Wyoming’s U.S. Senators support repealing a 2015 rule established by the Federal Communications Commission to protect what is commonly referred to as “net neutrality” — the rule that internet service providers must treat all data on the Internet equally.
Service providers such as AT&T, Comcast and Verizon have been vocal opponents of the rule, saying the added regulation stifles their freedom to charge for the use of the infrastructure they have developed and discourages investment in and development of new infrastructure.
Content providers such as Facebook, Netflix and Google — as well as other advocates for net neutrality — want to see the 2015 rule upheld, arguing innovation and entrepreneurship will be hurt if service providers have the ability to privilege select content.
Sens. John Barrasso and Mike Enzi, both Republican, support FCC Chairman Ajit Pai’s plan to scrap the 2015 rule, which treats internet access as a publicly regulated utility.
“The internet has revolutionized the way we teach, learn, conduct business and communicate with one another,” Barrasso says in a statement. “It’s important to ensure that users have open and reliable access to the Internet.
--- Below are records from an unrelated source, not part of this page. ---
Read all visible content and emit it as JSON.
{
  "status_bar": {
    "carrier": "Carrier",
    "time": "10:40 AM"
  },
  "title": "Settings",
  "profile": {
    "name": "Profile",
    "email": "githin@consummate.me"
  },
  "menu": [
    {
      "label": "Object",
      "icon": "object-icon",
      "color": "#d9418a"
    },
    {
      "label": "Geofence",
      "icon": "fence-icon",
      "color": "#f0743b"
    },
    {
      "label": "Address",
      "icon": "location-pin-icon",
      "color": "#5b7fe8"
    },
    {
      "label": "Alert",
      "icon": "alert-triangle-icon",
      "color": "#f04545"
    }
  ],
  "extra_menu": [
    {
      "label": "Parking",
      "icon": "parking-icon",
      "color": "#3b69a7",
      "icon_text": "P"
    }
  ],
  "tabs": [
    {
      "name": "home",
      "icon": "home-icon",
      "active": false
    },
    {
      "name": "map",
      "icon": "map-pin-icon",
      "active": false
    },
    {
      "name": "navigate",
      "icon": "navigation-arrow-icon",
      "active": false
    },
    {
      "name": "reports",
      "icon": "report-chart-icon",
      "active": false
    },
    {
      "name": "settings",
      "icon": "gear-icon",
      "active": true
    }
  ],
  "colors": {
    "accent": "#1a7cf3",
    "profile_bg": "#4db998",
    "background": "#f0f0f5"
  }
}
It is equally important to ensure that future growth, investment, and innovation continues.”
Enzi agrees, said Max D’Onofrio, the senior senator’s press secretary.
“Sen. Enzi believes overregulation shouldn’t prevent the internet from being innovative,” D’Onofrio said. “This is how the industry has thrived since its creation.”
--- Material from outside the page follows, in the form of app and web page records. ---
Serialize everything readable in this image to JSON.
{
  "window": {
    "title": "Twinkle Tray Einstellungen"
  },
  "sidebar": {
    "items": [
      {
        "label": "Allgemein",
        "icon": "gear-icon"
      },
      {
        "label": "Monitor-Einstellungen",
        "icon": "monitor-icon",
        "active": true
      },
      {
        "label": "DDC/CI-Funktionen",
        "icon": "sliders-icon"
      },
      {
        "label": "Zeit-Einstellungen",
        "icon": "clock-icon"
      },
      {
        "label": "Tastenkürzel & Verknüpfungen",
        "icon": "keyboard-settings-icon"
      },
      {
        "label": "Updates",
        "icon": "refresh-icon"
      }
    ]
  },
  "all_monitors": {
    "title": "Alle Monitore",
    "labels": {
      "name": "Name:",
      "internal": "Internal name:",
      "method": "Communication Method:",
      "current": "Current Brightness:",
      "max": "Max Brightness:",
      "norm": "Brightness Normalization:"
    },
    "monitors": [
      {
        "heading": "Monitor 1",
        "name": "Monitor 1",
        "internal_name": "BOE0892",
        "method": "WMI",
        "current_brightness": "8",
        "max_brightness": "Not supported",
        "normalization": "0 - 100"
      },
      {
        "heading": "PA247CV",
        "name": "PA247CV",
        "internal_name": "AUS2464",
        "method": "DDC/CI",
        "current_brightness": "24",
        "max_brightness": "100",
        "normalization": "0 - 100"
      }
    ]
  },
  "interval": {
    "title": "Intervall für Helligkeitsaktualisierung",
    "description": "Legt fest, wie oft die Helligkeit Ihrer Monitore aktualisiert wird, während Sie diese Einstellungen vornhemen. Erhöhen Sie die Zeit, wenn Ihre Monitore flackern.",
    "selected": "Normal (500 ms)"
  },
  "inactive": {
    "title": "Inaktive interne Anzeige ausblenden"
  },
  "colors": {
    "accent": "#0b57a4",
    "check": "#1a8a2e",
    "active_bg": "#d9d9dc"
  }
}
From 1996-2015, broadband was treated as an “information service,” subject to lighter federal regulation. The 2015 rule — known as the Open Internet Order and ushered in by Pai’s Democratic predecessor Tom Wheeler — reclassified broadband providers as “common carriers.”
This new classification subjected internet service providers to regulation outlined in Title II of the Communications Act of 1934. These regulations protect what has come to be known as net neutrality.
“Sen. Enzi had serious concerns with the previous administration implementing new net neutrality rules that would allow it to regulate internet providers as public utilities,” D’Onofrio said. “Instead of subjecting Internet providers to a 1934 law meant to regulate telephone companies and phone lines, Sen. Enzi believes Congress should work on updating our outdated telecommunications laws to reflect modern technological needs.”
Barrasso says the 2015 rule, if left in place, would hurt families in rural states such as Wyoming.
“I believe the FCC overreached by reclassifying broadband services under Title II,” he says in a statement. “With this heavy-handed regulatory approach, companies are discouraged from expanding and investing in advanced broadband networks.”
Maddy Weast, press secretary for Rep. Liz Cheney, R-Wyoming, said the state’s sole U.S. House member is still researching the issue.
“Congressman Cheney is studying the recent FCC proposal, consulting with constituents, and meeting with FCC Chairman Pai this week to discuss the proposal,” Weast said.
The FCC is scheduled to vote on Pai’s proposal Dec. 14. Voting members of the commission include Pai and four others.